In 2007 Sarah, Braxton and myself moved down to Broken Hill, SA for a month to build my Gyro. I had master builder Ross Symes on the job and it didn't take us long to make and assemble my Rosco rolling frame. We then mounted the Rotax 912 ULS engine with a three blade prop intact. After building my horizontal stabiliser and tail rudder, control panel and bell crank joystick, we mounted the fuel tank (which is also the seat), all the plumbing and the main blades. All I had to do now was get my licence.

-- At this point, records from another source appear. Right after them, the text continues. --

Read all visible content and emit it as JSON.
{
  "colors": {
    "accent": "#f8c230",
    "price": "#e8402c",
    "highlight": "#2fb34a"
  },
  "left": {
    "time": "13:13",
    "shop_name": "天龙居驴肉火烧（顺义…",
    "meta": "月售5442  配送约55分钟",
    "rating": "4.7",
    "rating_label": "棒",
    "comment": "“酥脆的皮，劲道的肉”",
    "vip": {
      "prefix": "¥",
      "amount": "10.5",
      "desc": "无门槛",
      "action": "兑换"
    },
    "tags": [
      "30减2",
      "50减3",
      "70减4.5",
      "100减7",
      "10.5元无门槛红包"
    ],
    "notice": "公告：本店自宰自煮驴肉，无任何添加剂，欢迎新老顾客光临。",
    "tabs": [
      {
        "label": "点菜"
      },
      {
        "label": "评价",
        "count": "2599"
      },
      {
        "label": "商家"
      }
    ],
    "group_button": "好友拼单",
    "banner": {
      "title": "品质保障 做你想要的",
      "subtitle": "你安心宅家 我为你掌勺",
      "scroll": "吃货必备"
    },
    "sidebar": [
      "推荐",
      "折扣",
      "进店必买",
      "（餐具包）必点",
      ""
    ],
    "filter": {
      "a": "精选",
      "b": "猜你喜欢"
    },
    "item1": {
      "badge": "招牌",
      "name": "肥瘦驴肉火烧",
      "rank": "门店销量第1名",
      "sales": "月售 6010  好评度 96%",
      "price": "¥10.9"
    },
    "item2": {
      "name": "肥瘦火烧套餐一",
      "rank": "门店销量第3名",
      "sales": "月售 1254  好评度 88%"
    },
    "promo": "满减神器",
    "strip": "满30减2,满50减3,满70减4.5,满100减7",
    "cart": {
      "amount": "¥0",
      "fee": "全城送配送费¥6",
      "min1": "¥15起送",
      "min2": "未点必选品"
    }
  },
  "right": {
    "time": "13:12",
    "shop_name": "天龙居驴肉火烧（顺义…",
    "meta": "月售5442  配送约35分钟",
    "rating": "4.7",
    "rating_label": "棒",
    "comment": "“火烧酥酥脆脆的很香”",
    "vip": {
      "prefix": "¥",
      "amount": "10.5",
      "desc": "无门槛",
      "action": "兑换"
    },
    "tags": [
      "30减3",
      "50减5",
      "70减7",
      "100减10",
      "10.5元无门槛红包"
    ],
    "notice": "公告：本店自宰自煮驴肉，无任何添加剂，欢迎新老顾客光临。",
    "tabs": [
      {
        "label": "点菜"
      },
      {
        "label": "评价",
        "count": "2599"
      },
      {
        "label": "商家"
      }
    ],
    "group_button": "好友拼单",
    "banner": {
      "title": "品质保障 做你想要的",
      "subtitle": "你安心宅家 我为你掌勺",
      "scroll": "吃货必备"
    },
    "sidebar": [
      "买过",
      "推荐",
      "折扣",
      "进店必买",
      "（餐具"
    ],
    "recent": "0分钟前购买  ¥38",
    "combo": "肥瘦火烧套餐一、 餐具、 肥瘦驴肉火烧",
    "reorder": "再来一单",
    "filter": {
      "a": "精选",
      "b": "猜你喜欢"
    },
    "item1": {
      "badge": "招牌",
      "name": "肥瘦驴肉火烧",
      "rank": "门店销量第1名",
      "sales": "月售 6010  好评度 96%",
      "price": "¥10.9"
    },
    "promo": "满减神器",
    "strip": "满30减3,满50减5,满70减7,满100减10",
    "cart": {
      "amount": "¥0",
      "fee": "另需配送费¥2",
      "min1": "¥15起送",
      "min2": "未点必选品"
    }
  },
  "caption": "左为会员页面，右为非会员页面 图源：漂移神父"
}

I drove down to Lameroo, SA, to earn my stripes. My instructor was Kevin Traeger, a man that can pilot almost anything that flies. After four days of flying I received my licence.The National Gyro Championships was held at Lameroo, 2007, so I competed in the competition after just six hours of solo time. I was crowned the National rookie pilot after the completion of the events.
Birdy and I flew our Gyro's from Lameroo in south-east South Australia, straight through the centre of our country to Indiana station (Alice Springs). Our journey took us four days during which we flew over the majestic Flinders Ranges across the edge of Lake Eyre and Lake Torrens. We crossed national parks, the Simpson Desert and landed in remote areas like William's Creek. From Indiana I continued my journey solo across the Tanami Desert to Suplejack Downs Station.
I used my Gyro for various jobs on the station including mustering, bore runs, checking fences and the occasional Sunday stroll.
My first Gyro 'the stead 'didn't live for too long. After just 200 hours I crashed, as a result of colliding with a large ant bed. All that was left was shrapnel of aluminium and engine parts splattered all over the bullock paddock. Unbelievably I walked away. It took me six months to regain my composure and purchase a second Gyro, this time it was a Subaru powered Gyro with a half pod. I used this machine for all station duties, right up until the day I broke my neck. She still sits in the hangar at Suplejack's airstrip.
"Me and my machine - The second Gyro I used to muster on Suplejack Downs"